GIVEN RECORDS |

○ ○ ○ ○ ○ ○ ○

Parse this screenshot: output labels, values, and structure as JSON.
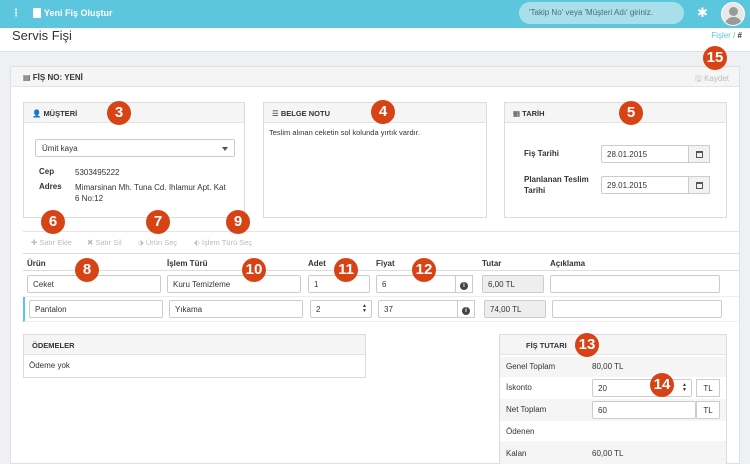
{
  "topbar": {
    "title": "Yeni Fiş Oluştur",
    "search_placeholder": "'Takip No' veya 'Müşteri Adı' giriniz."
  },
  "page": {
    "title": "Servis Fişi",
    "breadcrumb": {
      "link": "Fişler",
      "sep": "/",
      "current": "#"
    }
  },
  "fis": {
    "label": "FİŞ NO: YENİ",
    "save_label": "Kaydet"
  },
  "musteri": {
    "header": "MÜŞTERİ",
    "selected": "Ümit kaya",
    "cep_label": "Cep",
    "cep_value": "5303495222",
    "adres_label": "Adres",
    "adres_value": "Mimarsinan Mh. Tuna Cd. Ihlamur Apt. Kat 6 No:12"
  },
  "belge_notu": {
    "header": "BELGE NOTU",
    "text": "Teslim alınan ceketin sol kolunda yırtık vardır."
  },
  "tarih": {
    "header": "TARİH",
    "fis_tarihi_label": "Fiş Tarihi",
    "fis_tarihi_value": "28.01.2015",
    "planlanan_label_1": "Planlanan Teslim",
    "planlanan_label_2": "Tarihi",
    "planlanan_value": "29.01.2015"
  },
  "toolbar": {
    "satir_ekle": "Satır Ekle",
    "satir_sil": "Satır Sil",
    "urun_sec": "Ürün Seç",
    "islem_turu_sec": "İşlem Türü Seç"
  },
  "table": {
    "headers": {
      "urun": "Ürün",
      "islem": "İşlem Türü",
      "adet": "Adet",
      "fiyat": "Fiyat",
      "tutar": "Tutar",
      "aciklama": "Açıklama"
    },
    "rows": [
      {
        "urun": "Ceket",
        "islem": "Kuru Temizleme",
        "adet": "1",
        "fiyat": "6",
        "tutar": "6,00 TL",
        "aciklama": ""
      },
      {
        "urun": "Pantalon",
        "islem": "Yıkama",
        "adet": "2",
        "fiyat": "37",
        "tutar": "74,00 TL",
        "aciklama": ""
      }
    ]
  },
  "odemeler": {
    "header": "ÖDEMELER",
    "empty": "Ödeme yok"
  },
  "fis_tutari": {
    "header": "FİŞ TUTARI",
    "genel_label": "Genel Toplam",
    "genel_value": "80,00 TL",
    "iskonto_label": "İskonto",
    "iskonto_value": "20",
    "iskonto_unit": "TL",
    "net_label": "Net Toplam",
    "net_value": "60",
    "net_unit": "TL",
    "odenen_label": "Ödenen",
    "kalan_label": "Kalan",
    "kalan_value": "60,00 TL"
  },
  "badges": [
    "3",
    "4",
    "5",
    "6",
    "7",
    "8",
    "9",
    "10",
    "11",
    "12",
    "13",
    "14",
    "15"
  ]
}
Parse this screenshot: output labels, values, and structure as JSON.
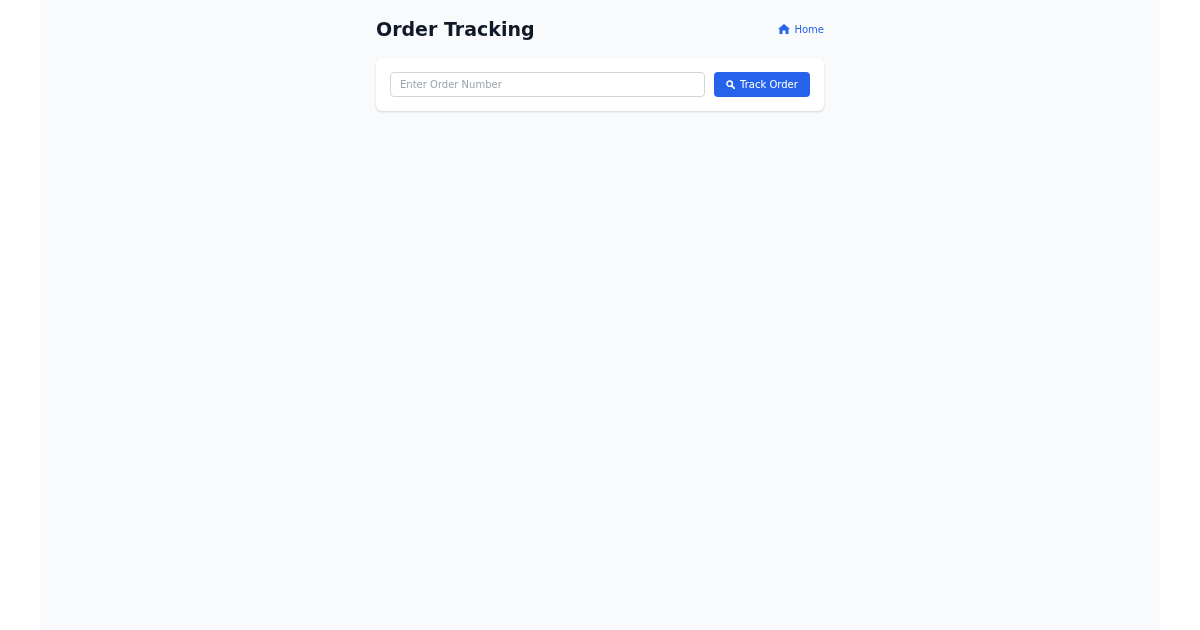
{
  "header": {
    "title": "Order Tracking",
    "home_link": "Home"
  },
  "search": {
    "placeholder": "Enter Order Number",
    "button": "Track Order"
  }
}
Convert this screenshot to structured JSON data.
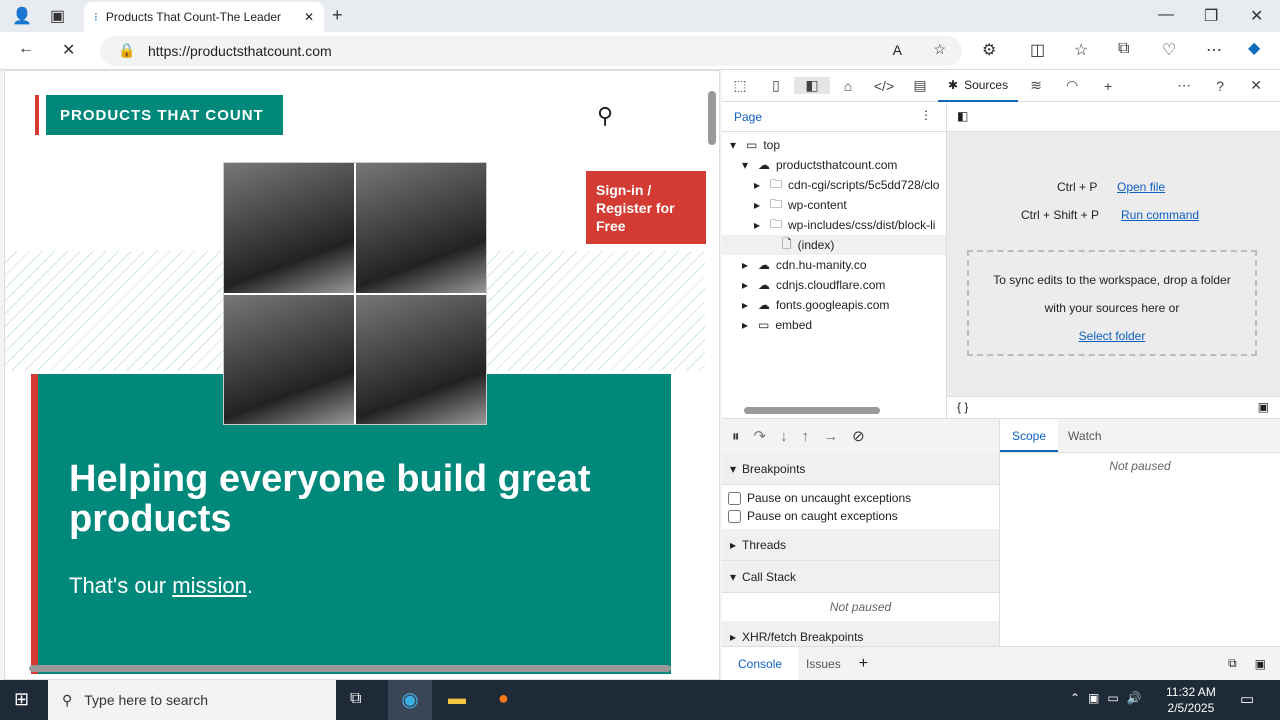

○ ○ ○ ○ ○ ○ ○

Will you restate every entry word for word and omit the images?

WRITTEN REPLY |
Parse this screenshot: output labels, values, and structure as JSON.
{
  "topbar": {
    "title": "Yeni Fiş Oluştur",
    "search_placeholder": "'Takip No' veya 'Müşteri Adı' giriniz."
  },
  "page": {
    "title": "Servis Fişi",
    "breadcrumb": {
      "link": "Fişler",
      "sep": "/",
      "current": "#"
    }
  },
  "fis": {
    "label": "FİŞ NO: YENİ",
    "save_label": "Kaydet"
  },
  "musteri": {
    "header": "MÜŞTERİ",
    "selected": "Ümit kaya",
    "cep_label": "Cep",
    "cep_value": "5303495222",
    "adres_label": "Adres",
    "adres_value": "Mimarsinan Mh. Tuna Cd. Ihlamur Apt. Kat 6 No:12"
  },
  "belge_notu": {
    "header": "BELGE NOTU",
    "text": "Teslim alınan ceketin sol kolunda yırtık vardır."
  },
  "tarih": {
    "header": "TARİH",
    "fis_tarihi_label": "Fiş Tarihi",
    "fis_tarihi_value": "28.01.2015",
    "planlanan_label_1": "Planlanan Teslim",
    "planlanan_label_2": "Tarihi",
    "planlanan_value": "29.01.2015"
  },
  "toolbar": {
    "satir_ekle": "Satır Ekle",
    "satir_sil": "Satır Sil",
    "urun_sec": "Ürün Seç",
    "islem_turu_sec": "İşlem Türü Seç"
  },
  "table": {
    "headers": {
      "urun": "Ürün",
      "islem": "İşlem Türü",
      "adet": "Adet",
      "fiyat": "Fiyat",
      "tutar": "Tutar",
      "aciklama": "Açıklama"
    },
    "rows": [
      {
        "urun": "Ceket",
        "islem": "Kuru Temizleme",
        "adet": "1",
        "fiyat": "6",
        "tutar": "6,00 TL",
        "aciklama": ""
      },
      {
        "urun": "Pantalon",
        "islem": "Yıkama",
        "adet": "2",
        "fiyat": "37",
        "tutar": "74,00 TL",
        "aciklama": ""
      }
    ]
  },
  "odemeler": {
    "header": "ÖDEMELER",
    "empty": "Ödeme yok"
  },
  "fis_tutari": {
    "header": "FİŞ TUTARI",
    "genel_label": "Genel Toplam",
    "genel_value": "80,00 TL",
    "iskonto_label": "İskonto",
    "iskonto_value": "20",
    "iskonto_unit": "TL",
    "net_label": "Net Toplam",
    "net_value": "60",
    "net_unit": "TL",
    "odenen_label": "Ödenen",
    "kalan_label": "Kalan",
    "kalan_value": "60,00 TL"
  },
  "badges": [
    "3",
    "4",
    "5",
    "6",
    "7",
    "8",
    "9",
    "10",
    "11",
    "12",
    "13",
    "14",
    "15"
  ]
}
Parse this screenshot: output labels, values, and structure as JSON.
{
  "header": {
    "title": "Order Tracking",
    "home_link": "Home"
  },
  "search": {
    "placeholder": "Enter Order Number",
    "button": "Track Order"
  }
}
Convert this screenshot to structured JSON data.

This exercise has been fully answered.